For the string "data", search the entries below and copy every line where it appears.

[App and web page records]
____________________
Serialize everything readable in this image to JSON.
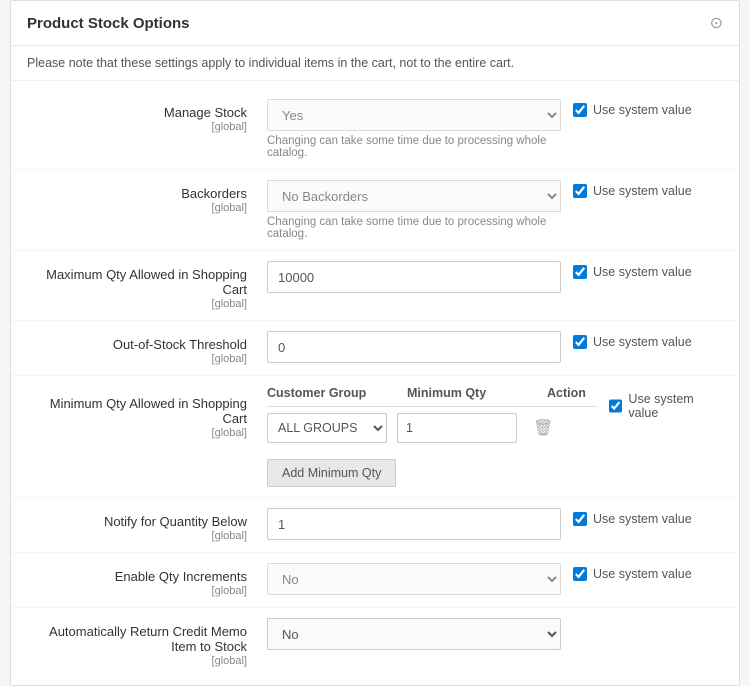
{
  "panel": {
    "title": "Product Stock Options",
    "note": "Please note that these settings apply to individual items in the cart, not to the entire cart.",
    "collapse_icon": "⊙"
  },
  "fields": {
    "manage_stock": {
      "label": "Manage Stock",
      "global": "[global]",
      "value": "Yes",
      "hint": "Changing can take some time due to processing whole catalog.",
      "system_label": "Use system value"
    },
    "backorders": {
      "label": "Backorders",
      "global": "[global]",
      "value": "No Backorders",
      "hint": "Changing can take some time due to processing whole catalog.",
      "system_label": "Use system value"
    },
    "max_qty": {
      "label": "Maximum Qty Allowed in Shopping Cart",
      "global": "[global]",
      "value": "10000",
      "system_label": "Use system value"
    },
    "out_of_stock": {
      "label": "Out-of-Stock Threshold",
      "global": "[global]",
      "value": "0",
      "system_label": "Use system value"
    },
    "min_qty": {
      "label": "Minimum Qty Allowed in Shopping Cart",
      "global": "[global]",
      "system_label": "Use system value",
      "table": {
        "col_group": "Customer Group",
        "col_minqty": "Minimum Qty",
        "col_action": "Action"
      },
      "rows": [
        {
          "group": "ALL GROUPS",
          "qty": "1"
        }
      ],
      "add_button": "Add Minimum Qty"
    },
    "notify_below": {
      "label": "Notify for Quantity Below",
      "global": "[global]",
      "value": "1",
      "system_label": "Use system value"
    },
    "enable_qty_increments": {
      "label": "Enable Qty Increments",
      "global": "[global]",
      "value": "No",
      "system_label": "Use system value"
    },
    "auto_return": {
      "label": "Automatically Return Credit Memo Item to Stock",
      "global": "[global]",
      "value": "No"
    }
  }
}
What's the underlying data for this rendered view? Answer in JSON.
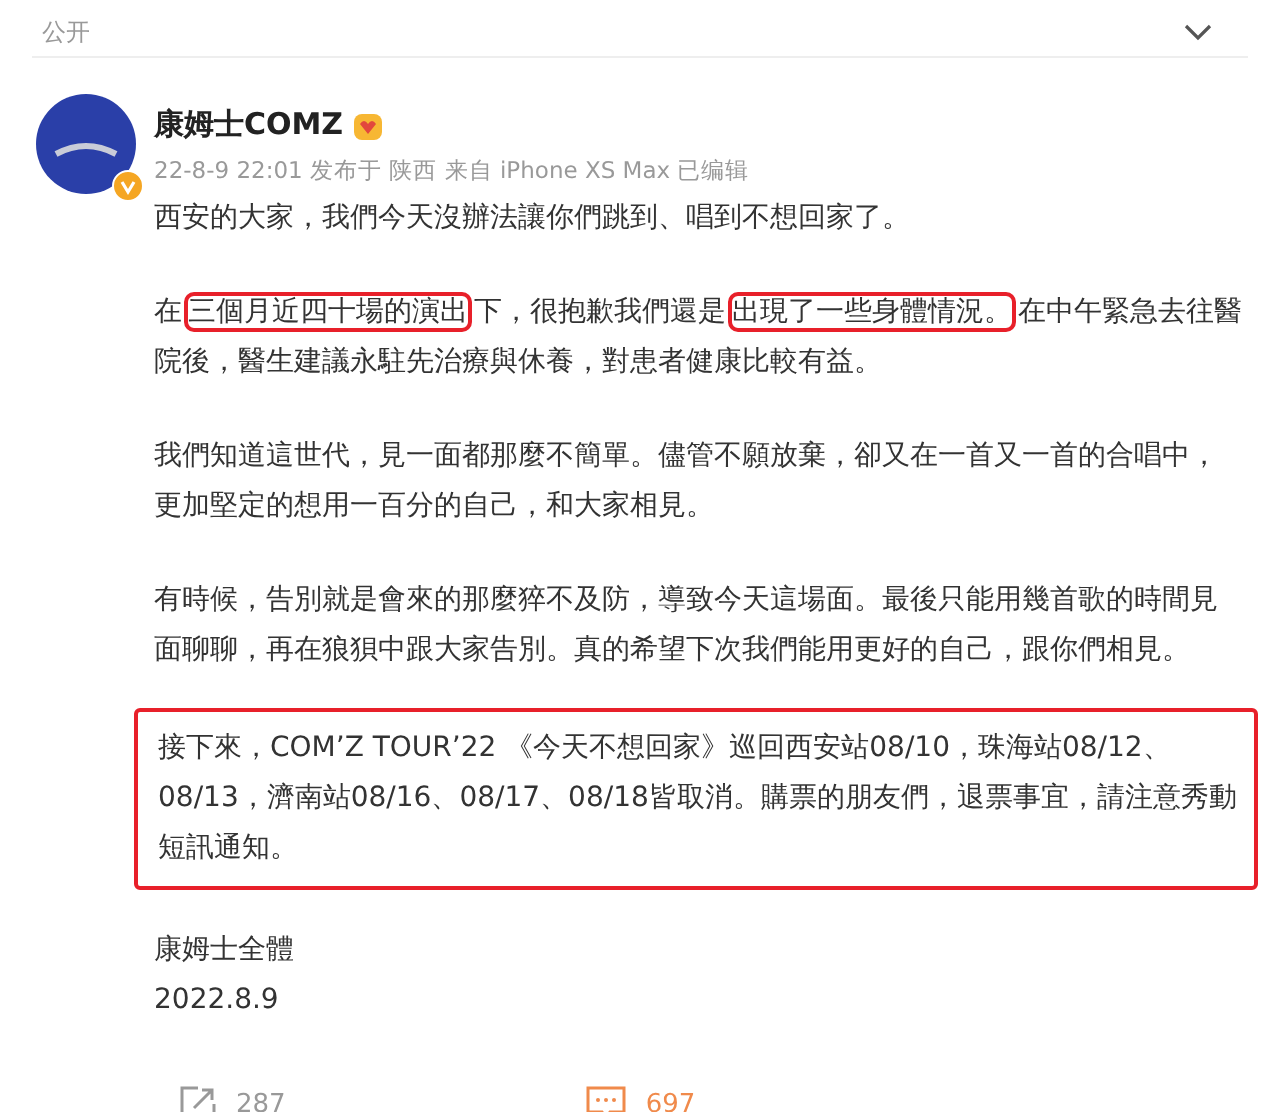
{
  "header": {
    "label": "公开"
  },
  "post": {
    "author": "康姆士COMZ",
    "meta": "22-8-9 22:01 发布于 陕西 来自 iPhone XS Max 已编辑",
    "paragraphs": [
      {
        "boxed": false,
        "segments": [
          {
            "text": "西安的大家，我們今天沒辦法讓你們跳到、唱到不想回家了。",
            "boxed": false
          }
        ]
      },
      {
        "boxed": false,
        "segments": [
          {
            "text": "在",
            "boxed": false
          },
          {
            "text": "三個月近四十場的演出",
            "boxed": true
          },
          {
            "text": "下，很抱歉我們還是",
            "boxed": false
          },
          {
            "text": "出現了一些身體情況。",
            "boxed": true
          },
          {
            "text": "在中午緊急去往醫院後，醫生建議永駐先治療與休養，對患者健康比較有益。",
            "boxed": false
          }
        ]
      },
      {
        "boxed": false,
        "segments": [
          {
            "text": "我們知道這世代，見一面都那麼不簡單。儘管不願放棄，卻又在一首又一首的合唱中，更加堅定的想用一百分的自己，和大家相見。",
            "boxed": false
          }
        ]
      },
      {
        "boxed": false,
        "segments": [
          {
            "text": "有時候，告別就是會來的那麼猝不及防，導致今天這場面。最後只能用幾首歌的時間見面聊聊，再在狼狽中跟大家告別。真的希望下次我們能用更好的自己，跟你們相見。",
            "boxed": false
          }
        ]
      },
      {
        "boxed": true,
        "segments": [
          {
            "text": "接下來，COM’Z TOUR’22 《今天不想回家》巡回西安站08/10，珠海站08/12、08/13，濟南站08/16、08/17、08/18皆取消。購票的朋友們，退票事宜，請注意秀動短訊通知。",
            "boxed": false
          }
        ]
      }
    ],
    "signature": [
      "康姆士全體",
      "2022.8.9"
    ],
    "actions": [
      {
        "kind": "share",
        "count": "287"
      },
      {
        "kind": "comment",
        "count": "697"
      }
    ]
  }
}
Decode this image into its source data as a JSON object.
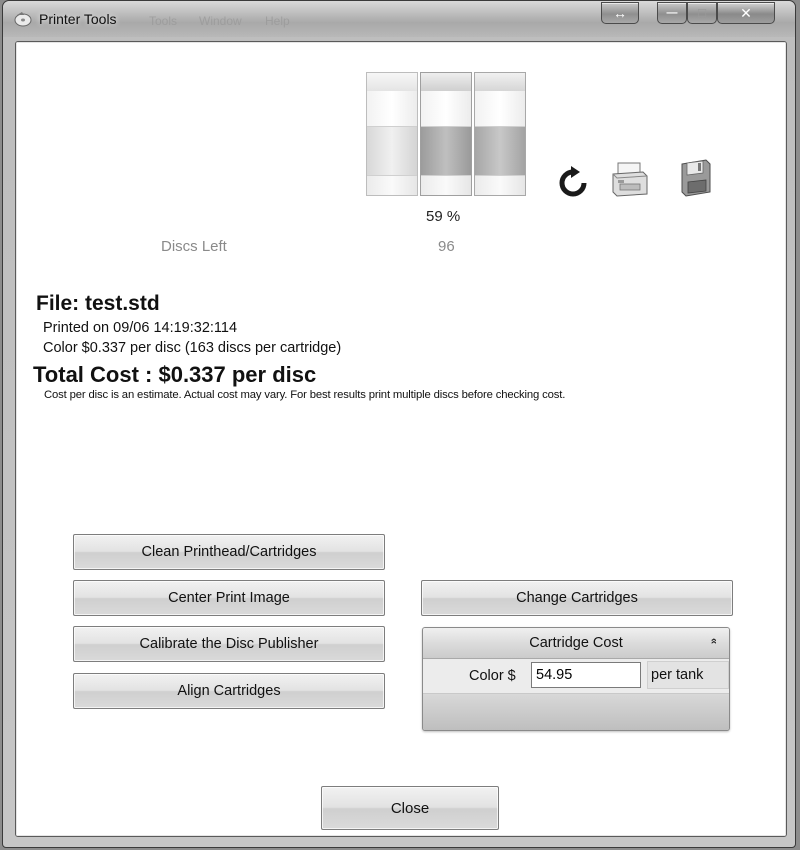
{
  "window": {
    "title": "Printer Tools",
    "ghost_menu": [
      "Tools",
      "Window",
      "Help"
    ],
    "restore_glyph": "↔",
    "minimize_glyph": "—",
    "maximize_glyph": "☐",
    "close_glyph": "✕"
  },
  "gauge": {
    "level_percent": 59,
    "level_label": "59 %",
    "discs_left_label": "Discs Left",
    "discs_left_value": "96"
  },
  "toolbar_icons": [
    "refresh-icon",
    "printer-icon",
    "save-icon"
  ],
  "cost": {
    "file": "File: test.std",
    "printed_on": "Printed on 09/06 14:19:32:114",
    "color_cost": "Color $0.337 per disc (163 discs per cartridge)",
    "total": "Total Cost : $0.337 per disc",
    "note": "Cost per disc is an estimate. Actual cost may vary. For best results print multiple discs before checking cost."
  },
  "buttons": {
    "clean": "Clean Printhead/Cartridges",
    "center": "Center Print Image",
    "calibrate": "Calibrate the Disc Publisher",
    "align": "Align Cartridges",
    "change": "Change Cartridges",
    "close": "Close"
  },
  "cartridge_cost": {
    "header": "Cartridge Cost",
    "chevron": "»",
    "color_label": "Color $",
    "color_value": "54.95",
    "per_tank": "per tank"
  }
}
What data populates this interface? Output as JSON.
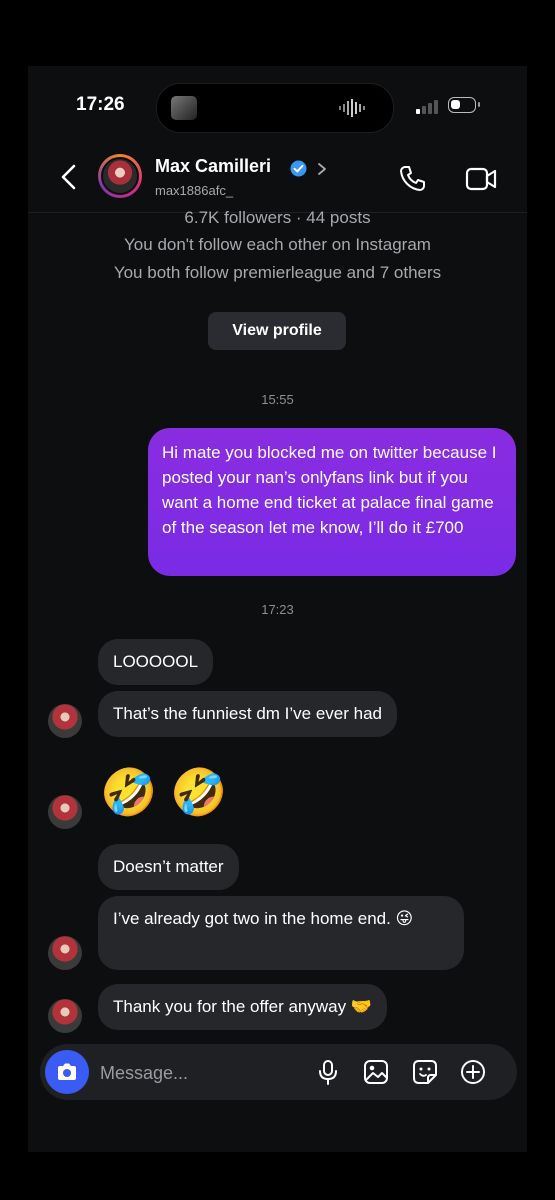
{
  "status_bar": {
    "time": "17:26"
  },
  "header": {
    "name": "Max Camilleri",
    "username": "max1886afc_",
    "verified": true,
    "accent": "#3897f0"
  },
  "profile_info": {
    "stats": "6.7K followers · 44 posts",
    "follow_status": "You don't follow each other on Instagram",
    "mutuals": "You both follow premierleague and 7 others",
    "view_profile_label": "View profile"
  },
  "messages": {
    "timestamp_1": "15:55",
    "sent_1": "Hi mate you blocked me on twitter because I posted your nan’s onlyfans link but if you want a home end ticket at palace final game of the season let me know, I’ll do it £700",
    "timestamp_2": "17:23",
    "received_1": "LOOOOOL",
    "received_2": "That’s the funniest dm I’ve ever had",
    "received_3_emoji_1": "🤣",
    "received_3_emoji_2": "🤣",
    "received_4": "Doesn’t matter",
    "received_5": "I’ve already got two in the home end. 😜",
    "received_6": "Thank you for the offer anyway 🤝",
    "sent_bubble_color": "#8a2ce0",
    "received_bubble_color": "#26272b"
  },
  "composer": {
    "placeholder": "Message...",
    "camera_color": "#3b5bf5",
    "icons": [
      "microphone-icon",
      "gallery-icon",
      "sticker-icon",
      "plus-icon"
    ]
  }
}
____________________
(Final answer)
What's the underlying data for this rendered view? Answer in JSON.
Decode this image into its source data as a JSON object.
What data populates this interface? Output as JSON.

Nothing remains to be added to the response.